I don’t have any stats to back that up, but I’m sure I can find some numbers to shore up this claim if you push me hard enough on it. Based on my own experience of working with people, agencies and businesses, they like to do what they’ve always done because it worked and, heck, it’ll continue to work.

So when someone buys a service, they naturally expect it to work. No one – especially businesses and their finance departments – like to hear the phrase: I don’t know, but I’d like you to pay me to find out.

It’s a tough sell. I know from first-hand experience.

The thing is, I’d also bet that a similar percentage of businesses want to do something innovative, something different. Yet they are using the same processes and tools they have always used to attempt this.

Insanity is doing the same thing over and over again and expecting different results.

I don’t know who said that, as it’s attributed to Albert Einstein, Benjamin Franklin and any number of others. But whoever said it first, it’s true for those organisations who both love their rigid processes and yet who want to do things differently.

There are two ways to really transform something: make/do it using an entirely different process, or removing some or all of the original process. Both of these involve discovery. And it’s this that is at the crux of the way I like to work.

By setting out with no preconceived ideas of what will happen, we discover new things. We learn. We find out what works, and what doesn’t – the latter being the right kind of failure.

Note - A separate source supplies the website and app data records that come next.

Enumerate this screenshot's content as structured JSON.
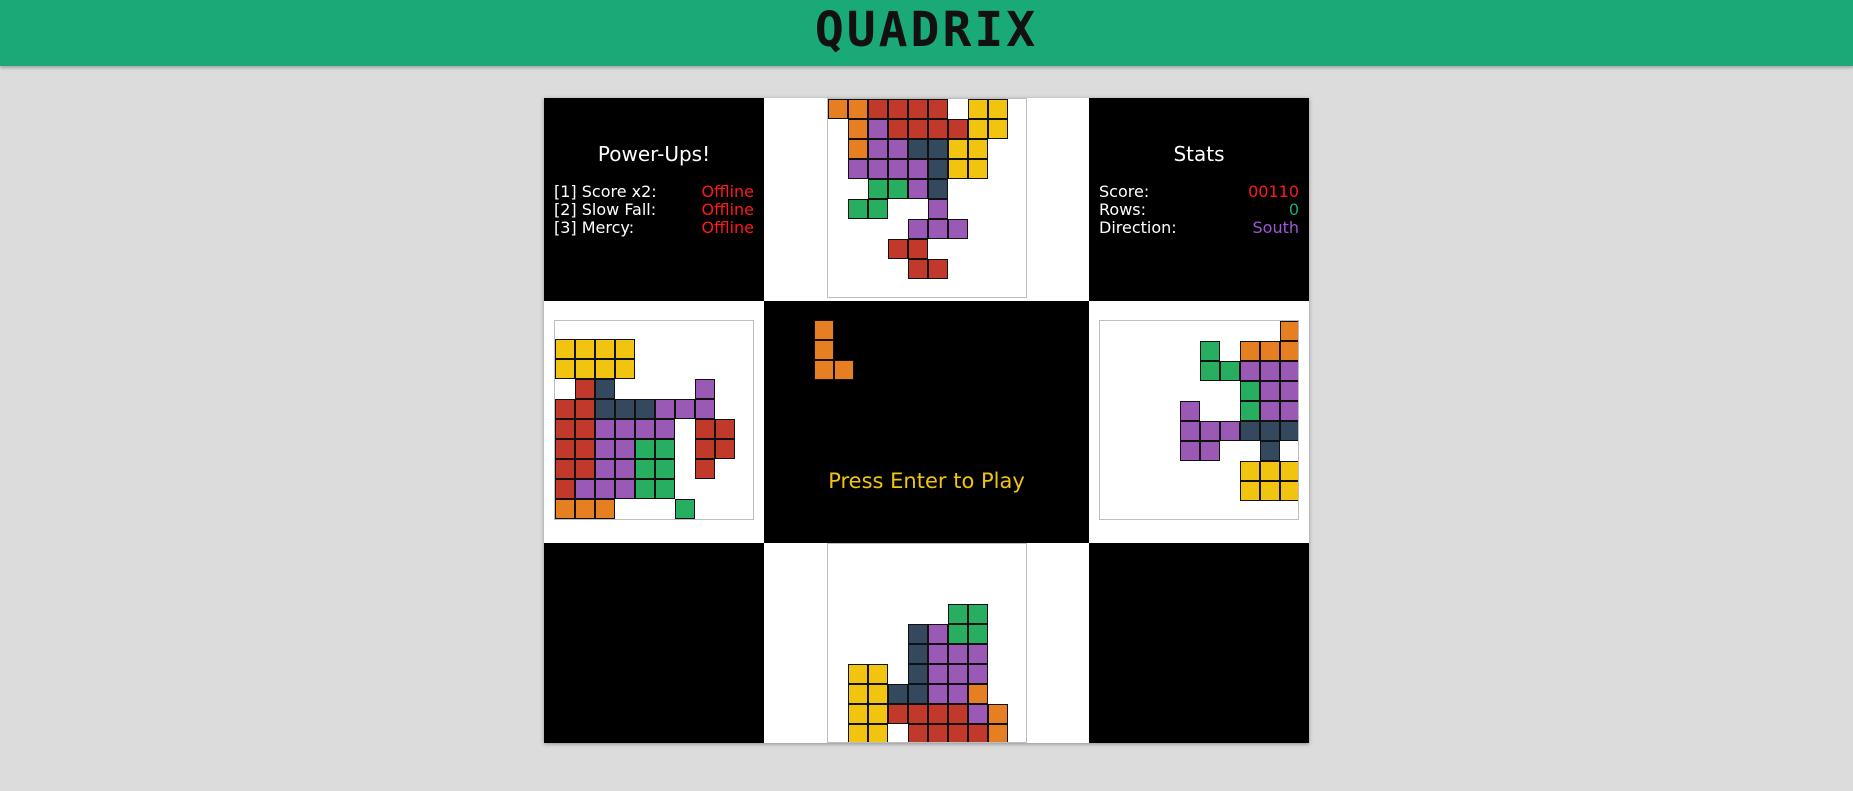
{
  "header": {
    "title": "QUADRIX"
  },
  "powerups": {
    "title": "Power-Ups!",
    "items": [
      {
        "label": "[1] Score x2:",
        "status": "Offline"
      },
      {
        "label": "[2] Slow Fall:",
        "status": "Offline"
      },
      {
        "label": "[3] Mercy:",
        "status": "Offline"
      }
    ]
  },
  "stats": {
    "title": "Stats",
    "score_label": "Score:",
    "score_value": "00110",
    "rows_label": "Rows:",
    "rows_value": "0",
    "direction_label": "Direction:",
    "direction_value": "South"
  },
  "center": {
    "prompt": "Press Enter to Play"
  },
  "colors": {
    "header": "#1aaa78",
    "orange": "#e67e22",
    "red": "#c0392b",
    "purple": "#9b59b6",
    "yellow": "#f1c40f",
    "green": "#27ae60",
    "navy": "#34495e",
    "offline": "#ff1a1a",
    "rows_value": "#1aaa78",
    "direction_value": "#9b59d6",
    "prompt": "#f1c40f"
  },
  "wells": {
    "north": [
      "oorrrr.yy",
      ".oprrrryy",
      ".oppnnyy.",
      ".ppppnyy.",
      "..ggpn...",
      ".gg..p...",
      "....ppp..",
      "...rr....",
      "....rr..."
    ],
    "west": [
      ".........",
      "yyyy.....",
      "yyyy.....",
      ".rn....p.",
      "rrnnnppp.",
      "rrpppp.rr",
      "rrppgg.rr",
      "rrppgg.r.",
      "rpppgg...",
      "ooo...g..",
      "o........"
    ],
    "east": [
      "........o",
      "....g.ooo",
      "....ggppp",
      "......gpp",
      "...p..gpp",
      "...pppnnn",
      "...pp..n.",
      "......yyy",
      "......yyy"
    ],
    "south": [
      "......gg.",
      "....npgg.",
      "....nppp.",
      ".yy.nppp.",
      ".yynnppo.",
      ".yyrrrrpo",
      ".yy.rrrro"
    ],
    "preview": [
      "o.",
      "o.",
      "oo"
    ]
  }
}
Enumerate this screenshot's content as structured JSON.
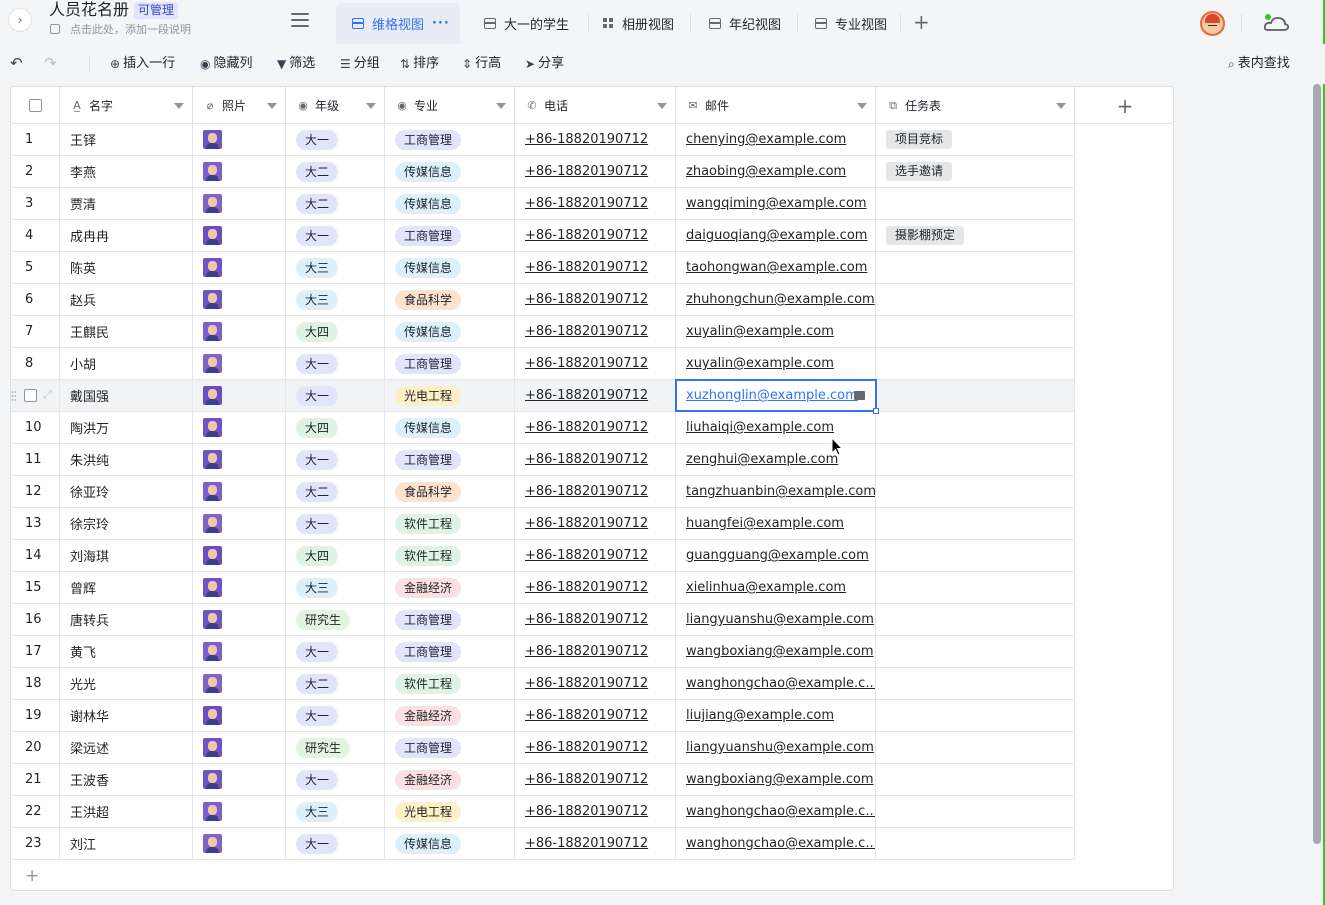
{
  "header": {
    "title": "人员花名册",
    "role_tag": "可管理",
    "description_placeholder": "点击此处，添加一段说明"
  },
  "tabs": [
    {
      "label": "维格视图",
      "active": true,
      "icon": "grid-view-icon"
    },
    {
      "label": "大一的学生",
      "active": false,
      "icon": "grid-view-icon"
    },
    {
      "label": "相册视图",
      "active": false,
      "icon": "gallery-view-icon"
    },
    {
      "label": "年纪视图",
      "active": false,
      "icon": "grid-view-icon"
    },
    {
      "label": "专业视图",
      "active": false,
      "icon": "grid-view-icon"
    }
  ],
  "toolbar": {
    "insert_row": "插入一行",
    "hide_cols": "隐藏列",
    "filter": "筛选",
    "group": "分组",
    "sort": "排序",
    "row_height": "行高",
    "share": "分享",
    "search": "表内查找"
  },
  "columns": [
    {
      "label": "名字",
      "icon": "text-field-icon"
    },
    {
      "label": "照片",
      "icon": "attachment-icon"
    },
    {
      "label": "年级",
      "icon": "single-select-icon"
    },
    {
      "label": "专业",
      "icon": "single-select-icon"
    },
    {
      "label": "电话",
      "icon": "phone-icon"
    },
    {
      "label": "邮件",
      "icon": "mail-icon"
    },
    {
      "label": "任务表",
      "icon": "link-icon"
    }
  ],
  "colors": {
    "accent": "#3370ff",
    "grade": {
      "大一": "#e1e4fb",
      "大二": "#dfe6fb",
      "大三": "#dcf0fa",
      "大四": "#dff3e4",
      "研究生": "#e2f5df"
    },
    "major": {
      "工商管理": "#e1e4fb",
      "传媒信息": "#dcf0fa",
      "食品科学": "#fde2d0",
      "光电工程": "#fdf0c7",
      "软件工程": "#dff3e4",
      "金融经济": "#fbe0e3"
    }
  },
  "rows": [
    {
      "num": "1",
      "name": "王铎",
      "grade": "大一",
      "major": "工商管理",
      "phone": "+86-18820190712",
      "email": "chenying@example.com",
      "task": "项目竞标"
    },
    {
      "num": "2",
      "name": "李燕",
      "grade": "大二",
      "major": "传媒信息",
      "phone": "+86-18820190712",
      "email": "zhaobing@example.com",
      "task": "选手邀请"
    },
    {
      "num": "3",
      "name": "贾清",
      "grade": "大二",
      "major": "传媒信息",
      "phone": "+86-18820190712",
      "email": "wangqiming@example.com",
      "task": ""
    },
    {
      "num": "4",
      "name": "成冉冉",
      "grade": "大一",
      "major": "工商管理",
      "phone": "+86-18820190712",
      "email": "daiguoqiang@example.com",
      "task": "摄影棚预定"
    },
    {
      "num": "5",
      "name": "陈英",
      "grade": "大三",
      "major": "传媒信息",
      "phone": "+86-18820190712",
      "email": "taohongwan@example.com",
      "task": ""
    },
    {
      "num": "6",
      "name": "赵兵",
      "grade": "大三",
      "major": "食品科学",
      "phone": "+86-18820190712",
      "email": "zhuhongchun@example.com",
      "task": ""
    },
    {
      "num": "7",
      "name": "王麒民",
      "grade": "大四",
      "major": "传媒信息",
      "phone": "+86-18820190712",
      "email": "xuyalin@example.com",
      "task": ""
    },
    {
      "num": "8",
      "name": "小胡",
      "grade": "大一",
      "major": "工商管理",
      "phone": "+86-18820190712",
      "email": "xuyalin@example.com",
      "task": ""
    },
    {
      "num": "",
      "name": "戴国强",
      "grade": "大一",
      "major": "光电工程",
      "phone": "+86-18820190712",
      "email": "xuzhonglin@example.com",
      "task": ""
    },
    {
      "num": "10",
      "name": "陶洪万",
      "grade": "大四",
      "major": "传媒信息",
      "phone": "+86-18820190712",
      "email": "liuhaiqi@example.com",
      "task": ""
    },
    {
      "num": "11",
      "name": "朱洪纯",
      "grade": "大一",
      "major": "工商管理",
      "phone": "+86-18820190712",
      "email": "zenghui@example.com",
      "task": ""
    },
    {
      "num": "12",
      "name": "徐亚玲",
      "grade": "大二",
      "major": "食品科学",
      "phone": "+86-18820190712",
      "email": "tangzhuanbin@example.com",
      "task": ""
    },
    {
      "num": "13",
      "name": "徐宗玲",
      "grade": "大一",
      "major": "软件工程",
      "phone": "+86-18820190712",
      "email": "huangfei@example.com",
      "task": ""
    },
    {
      "num": "14",
      "name": "刘海琪",
      "grade": "大四",
      "major": "软件工程",
      "phone": "+86-18820190712",
      "email": "guangguang@example.com",
      "task": ""
    },
    {
      "num": "15",
      "name": "曾辉",
      "grade": "大三",
      "major": "金融经济",
      "phone": "+86-18820190712",
      "email": "xielinhua@example.com",
      "task": ""
    },
    {
      "num": "16",
      "name": "唐转兵",
      "grade": "研究生",
      "major": "工商管理",
      "phone": "+86-18820190712",
      "email": "liangyuanshu@example.com",
      "task": ""
    },
    {
      "num": "17",
      "name": "黄飞",
      "grade": "大一",
      "major": "工商管理",
      "phone": "+86-18820190712",
      "email": "wangboxiang@example.com",
      "task": ""
    },
    {
      "num": "18",
      "name": "光光",
      "grade": "大二",
      "major": "软件工程",
      "phone": "+86-18820190712",
      "email": "wanghongchao@example.c...",
      "task": ""
    },
    {
      "num": "19",
      "name": "谢林华",
      "grade": "大一",
      "major": "金融经济",
      "phone": "+86-18820190712",
      "email": "liujiang@example.com",
      "task": ""
    },
    {
      "num": "20",
      "name": "梁远述",
      "grade": "研究生",
      "major": "工商管理",
      "phone": "+86-18820190712",
      "email": "liangyuanshu@example.com",
      "task": ""
    },
    {
      "num": "21",
      "name": "王波香",
      "grade": "大一",
      "major": "金融经济",
      "phone": "+86-18820190712",
      "email": "wangboxiang@example.com",
      "task": ""
    },
    {
      "num": "22",
      "name": "王洪超",
      "grade": "大三",
      "major": "光电工程",
      "phone": "+86-18820190712",
      "email": "wanghongchao@example.c...",
      "task": ""
    },
    {
      "num": "23",
      "name": "刘江",
      "grade": "大一",
      "major": "传媒信息",
      "phone": "+86-18820190712",
      "email": "wanghongchao@example.c...",
      "task": ""
    }
  ],
  "selected_row": 8,
  "add_row_symbol": "+",
  "add_col_symbol": "+"
}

The concept of finding out something isn’t about setting off without a clear idea of what we might want to test for, discover or even make. Instead, there is usually a clear idea of what is required as a result and then it’s about testing any number of hypotheses so that the right answer can be arrived at.

It’s just worth remembering that the answer arrived at might not be the one you expect. Because insanity can also be defined as exploring new ways of doing things and getting the result you expect.